◆ **Assignment**
Search the records for "center". Copy every line where it appears.

____________________

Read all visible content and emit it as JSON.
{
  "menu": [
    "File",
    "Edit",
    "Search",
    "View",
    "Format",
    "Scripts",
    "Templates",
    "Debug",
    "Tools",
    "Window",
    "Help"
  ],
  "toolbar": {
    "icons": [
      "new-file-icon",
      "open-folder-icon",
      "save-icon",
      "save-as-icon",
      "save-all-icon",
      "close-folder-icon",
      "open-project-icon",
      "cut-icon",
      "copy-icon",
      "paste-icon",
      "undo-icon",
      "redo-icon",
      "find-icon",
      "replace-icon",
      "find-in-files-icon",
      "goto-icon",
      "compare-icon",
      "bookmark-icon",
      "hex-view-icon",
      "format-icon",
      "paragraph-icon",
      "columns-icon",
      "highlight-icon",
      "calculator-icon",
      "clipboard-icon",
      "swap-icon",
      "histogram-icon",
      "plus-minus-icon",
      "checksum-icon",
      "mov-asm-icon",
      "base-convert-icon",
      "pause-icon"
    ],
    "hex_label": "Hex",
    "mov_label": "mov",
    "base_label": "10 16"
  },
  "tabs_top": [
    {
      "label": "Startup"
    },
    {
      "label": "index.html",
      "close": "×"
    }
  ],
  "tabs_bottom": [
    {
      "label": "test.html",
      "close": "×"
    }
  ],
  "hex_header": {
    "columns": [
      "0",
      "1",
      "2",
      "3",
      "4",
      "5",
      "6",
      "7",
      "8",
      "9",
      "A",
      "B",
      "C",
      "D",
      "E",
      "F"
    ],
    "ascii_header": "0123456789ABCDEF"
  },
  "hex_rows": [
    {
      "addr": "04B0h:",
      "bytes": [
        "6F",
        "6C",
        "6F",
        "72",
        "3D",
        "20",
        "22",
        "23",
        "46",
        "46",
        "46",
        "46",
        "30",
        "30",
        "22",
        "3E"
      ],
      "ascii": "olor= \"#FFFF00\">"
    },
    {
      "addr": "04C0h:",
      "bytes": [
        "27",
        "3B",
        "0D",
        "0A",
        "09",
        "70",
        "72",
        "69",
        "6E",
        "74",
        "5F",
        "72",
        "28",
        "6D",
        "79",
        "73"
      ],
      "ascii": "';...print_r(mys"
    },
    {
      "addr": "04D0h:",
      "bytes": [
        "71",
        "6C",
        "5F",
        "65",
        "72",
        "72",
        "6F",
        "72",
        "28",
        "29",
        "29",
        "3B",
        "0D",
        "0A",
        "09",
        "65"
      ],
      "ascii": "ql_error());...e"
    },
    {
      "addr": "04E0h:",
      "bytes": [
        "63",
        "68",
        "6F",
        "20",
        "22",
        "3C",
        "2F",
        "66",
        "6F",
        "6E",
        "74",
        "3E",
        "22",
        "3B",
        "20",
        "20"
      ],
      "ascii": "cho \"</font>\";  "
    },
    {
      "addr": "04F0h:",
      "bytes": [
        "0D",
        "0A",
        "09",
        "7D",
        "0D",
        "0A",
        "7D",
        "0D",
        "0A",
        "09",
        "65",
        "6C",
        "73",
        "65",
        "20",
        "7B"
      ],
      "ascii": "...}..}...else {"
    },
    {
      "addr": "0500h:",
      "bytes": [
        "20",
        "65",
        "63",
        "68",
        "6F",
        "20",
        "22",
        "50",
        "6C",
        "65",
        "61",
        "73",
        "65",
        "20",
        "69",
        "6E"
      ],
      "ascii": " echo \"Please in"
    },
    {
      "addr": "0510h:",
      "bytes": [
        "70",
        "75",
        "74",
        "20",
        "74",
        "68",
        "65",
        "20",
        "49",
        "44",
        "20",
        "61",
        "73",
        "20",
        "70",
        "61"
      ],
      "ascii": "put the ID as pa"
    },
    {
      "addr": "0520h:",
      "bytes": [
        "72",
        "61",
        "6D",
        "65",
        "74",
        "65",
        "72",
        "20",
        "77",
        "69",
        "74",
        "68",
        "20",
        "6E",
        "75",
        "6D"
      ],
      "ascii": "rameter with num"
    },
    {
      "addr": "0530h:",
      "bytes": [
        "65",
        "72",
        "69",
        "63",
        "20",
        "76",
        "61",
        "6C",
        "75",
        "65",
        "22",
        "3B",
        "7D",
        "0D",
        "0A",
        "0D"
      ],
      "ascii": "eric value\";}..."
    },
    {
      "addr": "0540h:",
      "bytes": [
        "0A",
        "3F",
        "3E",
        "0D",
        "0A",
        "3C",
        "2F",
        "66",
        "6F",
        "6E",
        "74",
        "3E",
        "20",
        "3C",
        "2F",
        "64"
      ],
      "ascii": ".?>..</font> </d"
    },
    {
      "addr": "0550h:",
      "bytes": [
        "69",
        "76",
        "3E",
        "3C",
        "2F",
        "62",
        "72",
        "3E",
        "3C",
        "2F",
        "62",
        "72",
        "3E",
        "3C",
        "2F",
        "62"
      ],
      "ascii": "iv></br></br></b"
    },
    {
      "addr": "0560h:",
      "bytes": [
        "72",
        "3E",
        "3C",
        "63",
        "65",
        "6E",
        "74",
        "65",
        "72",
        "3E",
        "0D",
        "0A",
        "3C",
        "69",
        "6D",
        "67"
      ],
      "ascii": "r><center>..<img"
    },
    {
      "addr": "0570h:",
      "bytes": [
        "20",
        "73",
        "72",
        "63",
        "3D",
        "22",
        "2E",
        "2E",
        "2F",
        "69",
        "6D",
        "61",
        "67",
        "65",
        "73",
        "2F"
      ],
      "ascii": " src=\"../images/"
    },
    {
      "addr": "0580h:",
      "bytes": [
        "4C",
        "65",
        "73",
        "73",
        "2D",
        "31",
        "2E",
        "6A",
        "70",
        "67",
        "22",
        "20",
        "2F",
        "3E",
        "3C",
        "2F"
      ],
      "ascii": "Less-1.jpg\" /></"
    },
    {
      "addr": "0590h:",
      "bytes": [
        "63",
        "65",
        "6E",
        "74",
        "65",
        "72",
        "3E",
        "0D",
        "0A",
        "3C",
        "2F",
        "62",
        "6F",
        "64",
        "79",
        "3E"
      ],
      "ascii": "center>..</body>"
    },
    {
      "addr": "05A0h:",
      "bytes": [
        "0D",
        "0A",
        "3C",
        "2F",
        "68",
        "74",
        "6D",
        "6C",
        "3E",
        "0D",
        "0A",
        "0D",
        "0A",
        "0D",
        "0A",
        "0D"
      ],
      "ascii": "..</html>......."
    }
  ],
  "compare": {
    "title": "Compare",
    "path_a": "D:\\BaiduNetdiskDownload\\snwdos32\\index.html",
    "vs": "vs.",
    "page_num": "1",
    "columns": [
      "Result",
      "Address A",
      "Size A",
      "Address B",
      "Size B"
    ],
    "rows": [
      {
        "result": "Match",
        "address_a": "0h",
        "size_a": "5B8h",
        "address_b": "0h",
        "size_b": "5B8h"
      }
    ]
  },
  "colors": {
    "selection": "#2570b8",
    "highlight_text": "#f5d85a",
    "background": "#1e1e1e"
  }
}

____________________

◆ **Task response**
      "ascii": "r><center>..<img"
      "ascii": "center>..</body>"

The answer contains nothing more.